DATA TO PROCESS section start

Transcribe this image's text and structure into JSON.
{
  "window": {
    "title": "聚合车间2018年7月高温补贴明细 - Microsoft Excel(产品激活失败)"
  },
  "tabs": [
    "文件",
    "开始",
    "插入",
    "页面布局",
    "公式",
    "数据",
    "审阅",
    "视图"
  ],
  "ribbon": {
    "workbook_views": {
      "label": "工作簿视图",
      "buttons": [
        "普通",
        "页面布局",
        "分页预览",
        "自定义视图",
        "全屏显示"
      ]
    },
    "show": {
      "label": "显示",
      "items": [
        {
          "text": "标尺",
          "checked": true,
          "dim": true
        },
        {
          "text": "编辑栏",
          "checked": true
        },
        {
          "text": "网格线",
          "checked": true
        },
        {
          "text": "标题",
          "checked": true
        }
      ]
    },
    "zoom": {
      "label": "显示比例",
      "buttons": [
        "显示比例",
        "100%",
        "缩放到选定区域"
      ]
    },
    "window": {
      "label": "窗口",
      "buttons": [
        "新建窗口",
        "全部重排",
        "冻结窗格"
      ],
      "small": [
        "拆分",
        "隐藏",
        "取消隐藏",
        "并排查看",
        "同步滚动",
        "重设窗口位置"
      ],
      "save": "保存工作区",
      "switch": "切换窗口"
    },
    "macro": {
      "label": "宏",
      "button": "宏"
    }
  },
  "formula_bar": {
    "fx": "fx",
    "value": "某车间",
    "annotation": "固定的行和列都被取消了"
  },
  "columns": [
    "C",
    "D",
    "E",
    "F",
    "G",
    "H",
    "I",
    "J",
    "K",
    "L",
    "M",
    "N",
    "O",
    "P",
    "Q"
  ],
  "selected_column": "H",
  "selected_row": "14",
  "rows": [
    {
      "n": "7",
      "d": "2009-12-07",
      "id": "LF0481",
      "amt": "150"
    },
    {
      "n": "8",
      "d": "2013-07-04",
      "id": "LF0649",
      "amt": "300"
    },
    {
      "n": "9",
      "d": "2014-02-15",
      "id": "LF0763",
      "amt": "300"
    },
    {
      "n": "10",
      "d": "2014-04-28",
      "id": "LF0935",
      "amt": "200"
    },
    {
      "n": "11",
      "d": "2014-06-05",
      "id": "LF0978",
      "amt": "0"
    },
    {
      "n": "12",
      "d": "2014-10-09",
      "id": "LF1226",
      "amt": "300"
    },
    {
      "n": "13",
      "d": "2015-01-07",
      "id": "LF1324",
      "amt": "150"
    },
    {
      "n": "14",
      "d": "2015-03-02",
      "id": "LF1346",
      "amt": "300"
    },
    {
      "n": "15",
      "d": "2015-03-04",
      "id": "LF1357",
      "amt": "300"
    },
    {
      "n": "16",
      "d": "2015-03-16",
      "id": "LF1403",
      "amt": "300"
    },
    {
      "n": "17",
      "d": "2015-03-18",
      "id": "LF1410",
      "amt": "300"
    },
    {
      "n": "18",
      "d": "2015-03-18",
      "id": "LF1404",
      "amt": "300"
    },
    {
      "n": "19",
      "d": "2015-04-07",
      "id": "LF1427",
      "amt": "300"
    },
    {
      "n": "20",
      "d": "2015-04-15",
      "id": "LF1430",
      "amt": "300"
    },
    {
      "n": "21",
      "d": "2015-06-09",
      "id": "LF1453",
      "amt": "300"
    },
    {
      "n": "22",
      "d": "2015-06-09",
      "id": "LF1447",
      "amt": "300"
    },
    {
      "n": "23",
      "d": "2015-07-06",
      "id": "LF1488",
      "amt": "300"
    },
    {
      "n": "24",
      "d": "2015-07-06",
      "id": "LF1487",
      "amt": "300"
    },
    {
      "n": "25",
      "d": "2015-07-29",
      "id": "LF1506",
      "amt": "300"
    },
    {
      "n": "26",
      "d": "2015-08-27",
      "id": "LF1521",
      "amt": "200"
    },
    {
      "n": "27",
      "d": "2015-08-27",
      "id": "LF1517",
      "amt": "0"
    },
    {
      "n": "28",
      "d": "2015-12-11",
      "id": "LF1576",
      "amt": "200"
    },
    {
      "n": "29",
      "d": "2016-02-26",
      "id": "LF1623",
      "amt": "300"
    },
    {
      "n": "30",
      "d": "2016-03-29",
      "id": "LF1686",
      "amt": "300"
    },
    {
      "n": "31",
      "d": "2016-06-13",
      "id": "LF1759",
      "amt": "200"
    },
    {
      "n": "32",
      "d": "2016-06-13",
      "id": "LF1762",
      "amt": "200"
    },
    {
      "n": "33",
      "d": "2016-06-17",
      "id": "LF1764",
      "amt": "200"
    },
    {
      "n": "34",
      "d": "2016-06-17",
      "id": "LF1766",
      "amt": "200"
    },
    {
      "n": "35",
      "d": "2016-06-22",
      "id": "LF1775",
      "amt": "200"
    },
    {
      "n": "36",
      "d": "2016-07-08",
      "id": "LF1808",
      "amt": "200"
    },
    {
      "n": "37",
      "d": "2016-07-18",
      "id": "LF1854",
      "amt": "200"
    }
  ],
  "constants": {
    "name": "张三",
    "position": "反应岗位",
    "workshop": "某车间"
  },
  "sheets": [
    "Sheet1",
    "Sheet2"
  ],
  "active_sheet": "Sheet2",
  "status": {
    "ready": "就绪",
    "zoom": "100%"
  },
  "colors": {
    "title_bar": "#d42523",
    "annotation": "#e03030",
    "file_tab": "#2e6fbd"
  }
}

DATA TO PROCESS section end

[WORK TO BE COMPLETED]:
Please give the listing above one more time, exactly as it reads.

[TASK ANSWER]:
Transcribe this image's text and structure into JSON.
{
  "window": {
    "title": "聚合车间2018年7月高温补贴明细 - Microsoft Excel(产品激活失败)"
  },
  "tabs": [
    "文件",
    "开始",
    "插入",
    "页面布局",
    "公式",
    "数据",
    "审阅",
    "视图"
  ],
  "ribbon": {
    "workbook_views": {
      "label": "工作簿视图",
      "buttons": [
        "普通",
        "页面布局",
        "分页预览",
        "自定义视图",
        "全屏显示"
      ]
    },
    "show": {
      "label": "显示",
      "items": [
        {
          "text": "标尺",
          "checked": true,
          "dim": true
        },
        {
          "text": "编辑栏",
          "checked": true
        },
        {
          "text": "网格线",
          "checked": true
        },
        {
          "text": "标题",
          "checked": true
        }
      ]
    },
    "zoom": {
      "label": "显示比例",
      "buttons": [
        "显示比例",
        "100%",
        "缩放到选定区域"
      ]
    },
    "window": {
      "label": "窗口",
      "buttons": [
        "新建窗口",
        "全部重排",
        "冻结窗格"
      ],
      "small": [
        "拆分",
        "隐藏",
        "取消隐藏",
        "并排查看",
        "同步滚动",
        "重设窗口位置"
      ],
      "save": "保存工作区",
      "switch": "切换窗口"
    },
    "macro": {
      "label": "宏",
      "button": "宏"
    }
  },
  "formula_bar": {
    "fx": "fx",
    "value": "某车间",
    "annotation": "固定的行和列都被取消了"
  },
  "columns": [
    "C",
    "D",
    "E",
    "F",
    "G",
    "H",
    "I",
    "J",
    "K",
    "L",
    "M",
    "N",
    "O",
    "P",
    "Q"
  ],
  "selected_column": "H",
  "selected_row": "14",
  "rows": [
    {
      "n": "7",
      "d": "2009-12-07",
      "id": "LF0481",
      "amt": "150"
    },
    {
      "n": "8",
      "d": "2013-07-04",
      "id": "LF0649",
      "amt": "300"
    },
    {
      "n": "9",
      "d": "2014-02-15",
      "id": "LF0763",
      "amt": "300"
    },
    {
      "n": "10",
      "d": "2014-04-28",
      "id": "LF0935",
      "amt": "200"
    },
    {
      "n": "11",
      "d": "2014-06-05",
      "id": "LF0978",
      "amt": "0"
    },
    {
      "n": "12",
      "d": "2014-10-09",
      "id": "LF1226",
      "amt": "300"
    },
    {
      "n": "13",
      "d": "2015-01-07",
      "id": "LF1324",
      "amt": "150"
    },
    {
      "n": "14",
      "d": "2015-03-02",
      "id": "LF1346",
      "amt": "300"
    },
    {
      "n": "15",
      "d": "2015-03-04",
      "id": "LF1357",
      "amt": "300"
    },
    {
      "n": "16",
      "d": "2015-03-16",
      "id": "LF1403",
      "amt": "300"
    },
    {
      "n": "17",
      "d": "2015-03-18",
      "id": "LF1410",
      "amt": "300"
    },
    {
      "n": "18",
      "d": "2015-03-18",
      "id": "LF1404",
      "amt": "300"
    },
    {
      "n": "19",
      "d": "2015-04-07",
      "id": "LF1427",
      "amt": "300"
    },
    {
      "n": "20",
      "d": "2015-04-15",
      "id": "LF1430",
      "amt": "300"
    },
    {
      "n": "21",
      "d": "2015-06-09",
      "id": "LF1453",
      "amt": "300"
    },
    {
      "n": "22",
      "d": "2015-06-09",
      "id": "LF1447",
      "amt": "300"
    },
    {
      "n": "23",
      "d": "2015-07-06",
      "id": "LF1488",
      "amt": "300"
    },
    {
      "n": "24",
      "d": "2015-07-06",
      "id": "LF1487",
      "amt": "300"
    },
    {
      "n": "25",
      "d": "2015-07-29",
      "id": "LF1506",
      "amt": "300"
    },
    {
      "n": "26",
      "d": "2015-08-27",
      "id": "LF1521",
      "amt": "200"
    },
    {
      "n": "27",
      "d": "2015-08-27",
      "id": "LF1517",
      "amt": "0"
    },
    {
      "n": "28",
      "d": "2015-12-11",
      "id": "LF1576",
      "amt": "200"
    },
    {
      "n": "29",
      "d": "2016-02-26",
      "id": "LF1623",
      "amt": "300"
    },
    {
      "n": "30",
      "d": "2016-03-29",
      "id": "LF1686",
      "amt": "300"
    },
    {
      "n": "31",
      "d": "2016-06-13",
      "id": "LF1759",
      "amt": "200"
    },
    {
      "n": "32",
      "d": "2016-06-13",
      "id": "LF1762",
      "amt": "200"
    },
    {
      "n": "33",
      "d": "2016-06-17",
      "id": "LF1764",
      "amt": "200"
    },
    {
      "n": "34",
      "d": "2016-06-17",
      "id": "LF1766",
      "amt": "200"
    },
    {
      "n": "35",
      "d": "2016-06-22",
      "id": "LF1775",
      "amt": "200"
    },
    {
      "n": "36",
      "d": "2016-07-08",
      "id": "LF1808",
      "amt": "200"
    },
    {
      "n": "37",
      "d": "2016-07-18",
      "id": "LF1854",
      "amt": "200"
    }
  ],
  "constants": {
    "name": "张三",
    "position": "反应岗位",
    "workshop": "某车间"
  },
  "sheets": [
    "Sheet1",
    "Sheet2"
  ],
  "active_sheet": "Sheet2",
  "status": {
    "ready": "就绪",
    "zoom": "100%"
  },
  "colors": {
    "title_bar": "#d42523",
    "annotation": "#e03030",
    "file_tab": "#2e6fbd"
  }
}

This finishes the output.